And here’s the really sad part: to this day no one knows why Citigroup was worth saving. Its serial violations have continued since its bailout, including a felony count to which it admitted in 2015 related to its participation in a cartel to rig the foreign exchange market.
As for the legal cunning of Allen & Overy, the Financial Times describes its gag order for Zelda Perkins in the Weinstein matter as follows:
“There are plenty of clauses in it to direct and curtail her future behaviour, including if she were ever asked to provide testimony. One says that if ‘any criminal legal process’ involving Harvey Weinstein or Miramax requires her to give evidence, she will give 48 hours notice to Mark Mansell, a lawyer at Allen & Overy, ‘before making any disclosure’.
“In the event her evidence is required, ‘you [she] will use all reasonable endeavours to limit the scope of the disclosure as far as possible’, the agreement says, adding that she will agree to give ‘reasonable assistance’ to Miramax ‘if it elects to contest such process’.
According to the Financial Times, this gag order was signed in 1998. It buried for the past 19 years a claim of sexual assault by Harvey Weinstein – a charge that rightfully belonged with the police.

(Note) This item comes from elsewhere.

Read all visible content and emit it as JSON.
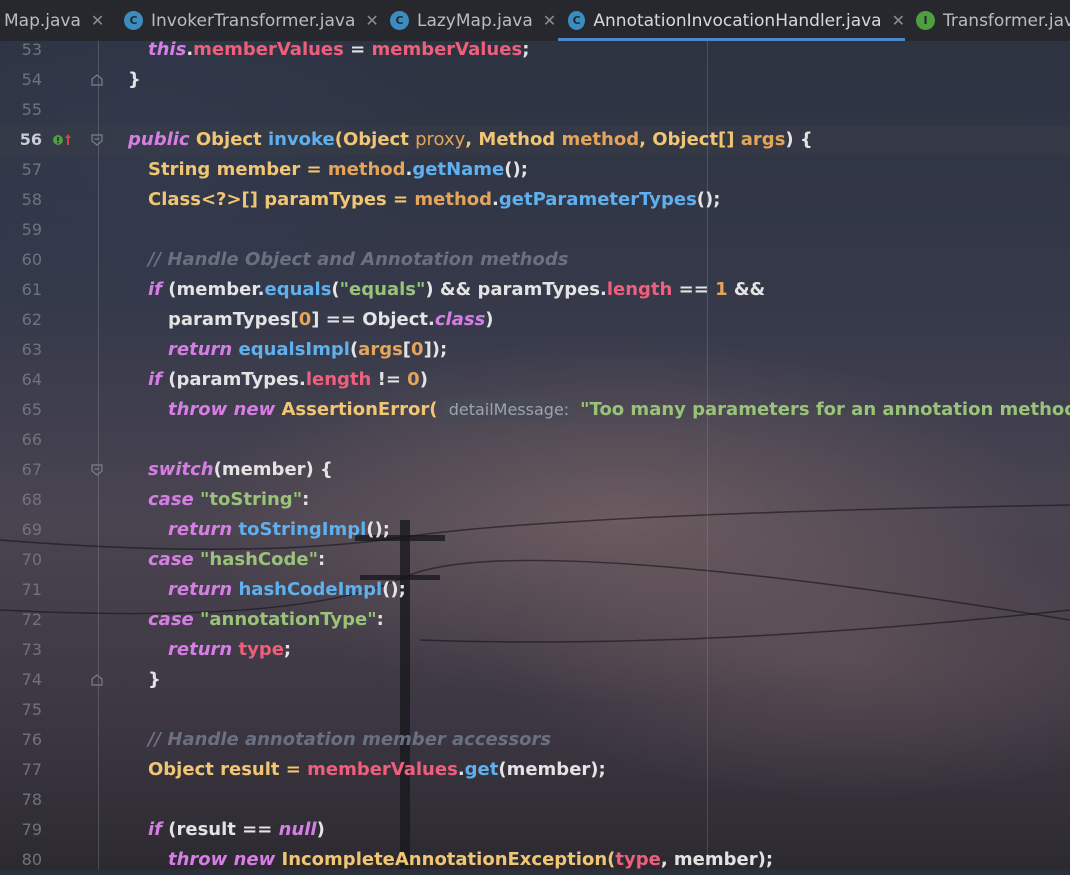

At the peak of the financial crisis, Citigroup was trading as a 99 cent stock. Its shareholders lost the vast majority of their money and then the company did a 1-for-10 reverse split, leaving shareholders with 100 shares for every 1,000 shares they had previously owned.
Today, the Weinstein Company is struggling to financially survive; its Board is under a cloud; its reputation is in tatters; multiple investigations are underway. The Weinstein Company is where Citigroup was in 2008. Is it just possible that neither received wise counsel from Allen & Overy?

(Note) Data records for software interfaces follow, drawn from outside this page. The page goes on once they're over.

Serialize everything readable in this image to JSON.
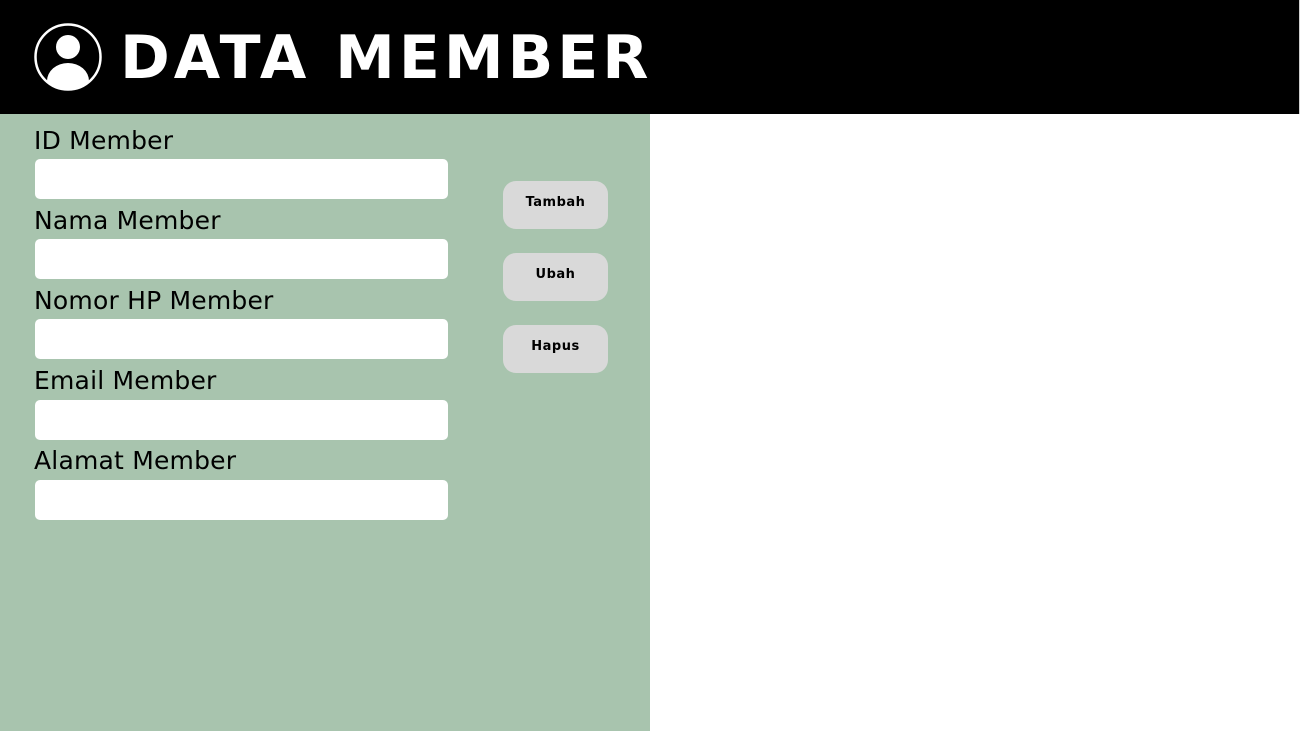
{
  "header": {
    "title": "DATA MEMBER",
    "icon": "user-avatar-icon"
  },
  "colors": {
    "header_bg": "#000000",
    "panel_bg": "#a8c4ae",
    "button_bg": "#d9d9d9",
    "input_bg": "#ffffff"
  },
  "form": {
    "fields": [
      {
        "label": "ID Member",
        "value": "",
        "placeholder": ""
      },
      {
        "label": "Nama Member",
        "value": "",
        "placeholder": ""
      },
      {
        "label": "Nomor HP Member",
        "value": "",
        "placeholder": ""
      },
      {
        "label": "Email Member",
        "value": "",
        "placeholder": ""
      },
      {
        "label": "Alamat Member",
        "value": "",
        "placeholder": ""
      }
    ]
  },
  "actions": {
    "add_label": "Tambah",
    "edit_label": "Ubah",
    "delete_label": "Hapus"
  }
}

Last two slides of Ernst Presentation to UNANIMA, UN Church Centre, New York City, October 1, 2011, at celebration for receiving International Woman of Courage Award
In Ernst vs AER, did the Supreme Court of Canada intentionally publish Rosalie Abella’s lie of AER finding Ernst to be a “vexatious litigant” and repeat it in the summary the court sent to media because Ernst has publicly stated gag orders on drinking water pollution by oil and gas companies must be made illegal and that she will not settle and gag the law violations by Encana, Alberta Environment and AER?
Supreme Court of Canada definition of Vexatious Litigant: A citizen diligently providing documented evidence of corporate crimes to an energy regulator to protect the public interest and public health.